Task prompt – Could you print each entry below verbatim while omitting the pictures?

*** Material for this task ***

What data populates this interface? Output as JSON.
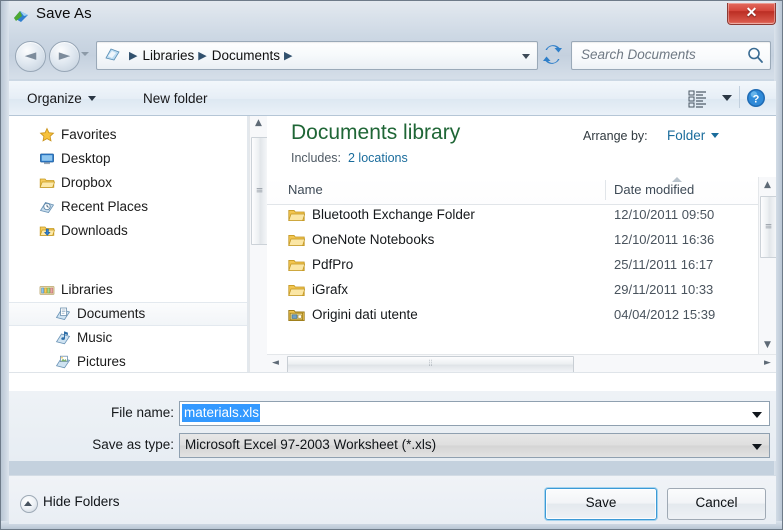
{
  "window": {
    "title": "Save As",
    "title_icon": "save-as-icon",
    "close_label": "✕"
  },
  "navbar": {
    "back_icon": "back-arrow-icon",
    "back_glyph": "◄",
    "forward_icon": "forward-arrow-icon",
    "forward_glyph": "►",
    "history_icon": "chevron-down-icon",
    "address_icon": "library-folder-icon",
    "breadcrumbs": [
      "Libraries",
      "Documents"
    ],
    "separator": "▶",
    "address_caret_icon": "chevron-down-icon",
    "refresh_icon": "refresh-icon",
    "search": {
      "placeholder": "Search Documents",
      "icon": "search-icon"
    }
  },
  "commandbar": {
    "organize": "Organize",
    "new_folder": "New folder",
    "view_mode_icon": "view-mode-list-icon",
    "view_mode_caret_icon": "chevron-down-icon",
    "help_icon": "help-icon",
    "help_glyph": "?"
  },
  "nav_pane": {
    "groups": [
      {
        "header": {
          "label": "Favorites",
          "icon": "star-icon",
          "level": 0
        },
        "items": [
          {
            "label": "Desktop",
            "icon": "desktop-icon",
            "level": 0
          },
          {
            "label": "Dropbox",
            "icon": "folder-icon",
            "level": 0
          },
          {
            "label": "Recent Places",
            "icon": "recent-places-icon",
            "level": 0
          },
          {
            "label": "Downloads",
            "icon": "downloads-folder-icon",
            "level": 0
          }
        ]
      },
      {
        "header": {
          "label": "Libraries",
          "icon": "libraries-icon",
          "level": 0
        },
        "items": [
          {
            "label": "Documents",
            "icon": "documents-library-icon",
            "level": 1,
            "selected": true
          },
          {
            "label": "Music",
            "icon": "music-library-icon",
            "level": 1
          },
          {
            "label": "Pictures",
            "icon": "pictures-library-icon",
            "level": 1
          }
        ]
      }
    ],
    "scrollbar": {
      "up_glyph": "▲",
      "down_glyph": "▼",
      "grip": "≡"
    }
  },
  "list_pane": {
    "library_title": "Documents library",
    "includes_label": "Includes:",
    "includes_value": "2 locations",
    "arrange_label": "Arrange by:",
    "arrange_value": "Folder",
    "arrange_caret": "▾",
    "columns": [
      "Name",
      "Date modified"
    ],
    "sort_column": "Date modified",
    "sort_direction": "ascending",
    "rows": [
      {
        "name": "Bluetooth Exchange Folder",
        "date": "12/10/2011 09:50",
        "icon": "folder-icon"
      },
      {
        "name": "OneNote Notebooks",
        "date": "12/10/2011 16:36",
        "icon": "folder-icon"
      },
      {
        "name": "PdfPro",
        "date": "25/11/2011 16:17",
        "icon": "folder-icon"
      },
      {
        "name": "iGrafx",
        "date": "29/11/2011 10:33",
        "icon": "folder-icon"
      },
      {
        "name": "Origini dati utente",
        "date": "04/04/2012 15:39",
        "icon": "special-folder-icon"
      }
    ],
    "scrollbar": {
      "up_glyph": "▲",
      "down_glyph": "▼",
      "grip": "≡"
    },
    "hscrollbar": {
      "left_glyph": "◄",
      "right_glyph": "►",
      "grip": "⦙⦙"
    }
  },
  "form": {
    "filename_label": "File name:",
    "filename_value": "materials.xls",
    "filename_caret_icon": "chevron-down-icon",
    "filetype_label": "Save as type:",
    "filetype_value": "Microsoft Excel 97-2003 Worksheet (*.xls)",
    "filetype_caret_icon": "chevron-down-icon"
  },
  "footer": {
    "hide_folders_label": "Hide Folders",
    "hide_folders_icon": "chevron-up-circle-icon",
    "save_label": "Save",
    "cancel_label": "Cancel"
  },
  "colors": {
    "accent_blue": "#3399ff",
    "library_green": "#1f6636",
    "link_blue": "#1a6c9c",
    "close_red": "#d4453a",
    "default_button_border": "#3c9ad6"
  }
}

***

Task result –
What data populates this interface? Output as JSON.
{
  "window": {
    "title": "Save As",
    "title_icon": "save-as-icon",
    "close_label": "✕"
  },
  "navbar": {
    "back_icon": "back-arrow-icon",
    "back_glyph": "◄",
    "forward_icon": "forward-arrow-icon",
    "forward_glyph": "►",
    "history_icon": "chevron-down-icon",
    "address_icon": "library-folder-icon",
    "breadcrumbs": [
      "Libraries",
      "Documents"
    ],
    "separator": "▶",
    "address_caret_icon": "chevron-down-icon",
    "refresh_icon": "refresh-icon",
    "search": {
      "placeholder": "Search Documents",
      "icon": "search-icon"
    }
  },
  "commandbar": {
    "organize": "Organize",
    "new_folder": "New folder",
    "view_mode_icon": "view-mode-list-icon",
    "view_mode_caret_icon": "chevron-down-icon",
    "help_icon": "help-icon",
    "help_glyph": "?"
  },
  "nav_pane": {
    "groups": [
      {
        "header": {
          "label": "Favorites",
          "icon": "star-icon",
          "level": 0
        },
        "items": [
          {
            "label": "Desktop",
            "icon": "desktop-icon",
            "level": 0
          },
          {
            "label": "Dropbox",
            "icon": "folder-icon",
            "level": 0
          },
          {
            "label": "Recent Places",
            "icon": "recent-places-icon",
            "level": 0
          },
          {
            "label": "Downloads",
            "icon": "downloads-folder-icon",
            "level": 0
          }
        ]
      },
      {
        "header": {
          "label": "Libraries",
          "icon": "libraries-icon",
          "level": 0
        },
        "items": [
          {
            "label": "Documents",
            "icon": "documents-library-icon",
            "level": 1,
            "selected": true
          },
          {
            "label": "Music",
            "icon": "music-library-icon",
            "level": 1
          },
          {
            "label": "Pictures",
            "icon": "pictures-library-icon",
            "level": 1
          }
        ]
      }
    ],
    "scrollbar": {
      "up_glyph": "▲",
      "down_glyph": "▼",
      "grip": "≡"
    }
  },
  "list_pane": {
    "library_title": "Documents library",
    "includes_label": "Includes:",
    "includes_value": "2 locations",
    "arrange_label": "Arrange by:",
    "arrange_value": "Folder",
    "arrange_caret": "▾",
    "columns": [
      "Name",
      "Date modified"
    ],
    "sort_column": "Date modified",
    "sort_direction": "ascending",
    "rows": [
      {
        "name": "Bluetooth Exchange Folder",
        "date": "12/10/2011 09:50",
        "icon": "folder-icon"
      },
      {
        "name": "OneNote Notebooks",
        "date": "12/10/2011 16:36",
        "icon": "folder-icon"
      },
      {
        "name": "PdfPro",
        "date": "25/11/2011 16:17",
        "icon": "folder-icon"
      },
      {
        "name": "iGrafx",
        "date": "29/11/2011 10:33",
        "icon": "folder-icon"
      },
      {
        "name": "Origini dati utente",
        "date": "04/04/2012 15:39",
        "icon": "special-folder-icon"
      }
    ],
    "scrollbar": {
      "up_glyph": "▲",
      "down_glyph": "▼",
      "grip": "≡"
    },
    "hscrollbar": {
      "left_glyph": "◄",
      "right_glyph": "►",
      "grip": "⦙⦙"
    }
  },
  "form": {
    "filename_label": "File name:",
    "filename_value": "materials.xls",
    "filename_caret_icon": "chevron-down-icon",
    "filetype_label": "Save as type:",
    "filetype_value": "Microsoft Excel 97-2003 Worksheet (*.xls)",
    "filetype_caret_icon": "chevron-down-icon"
  },
  "footer": {
    "hide_folders_label": "Hide Folders",
    "hide_folders_icon": "chevron-up-circle-icon",
    "save_label": "Save",
    "cancel_label": "Cancel"
  },
  "colors": {
    "accent_blue": "#3399ff",
    "library_green": "#1f6636",
    "link_blue": "#1a6c9c",
    "close_red": "#d4453a",
    "default_button_border": "#3c9ad6"
  }
}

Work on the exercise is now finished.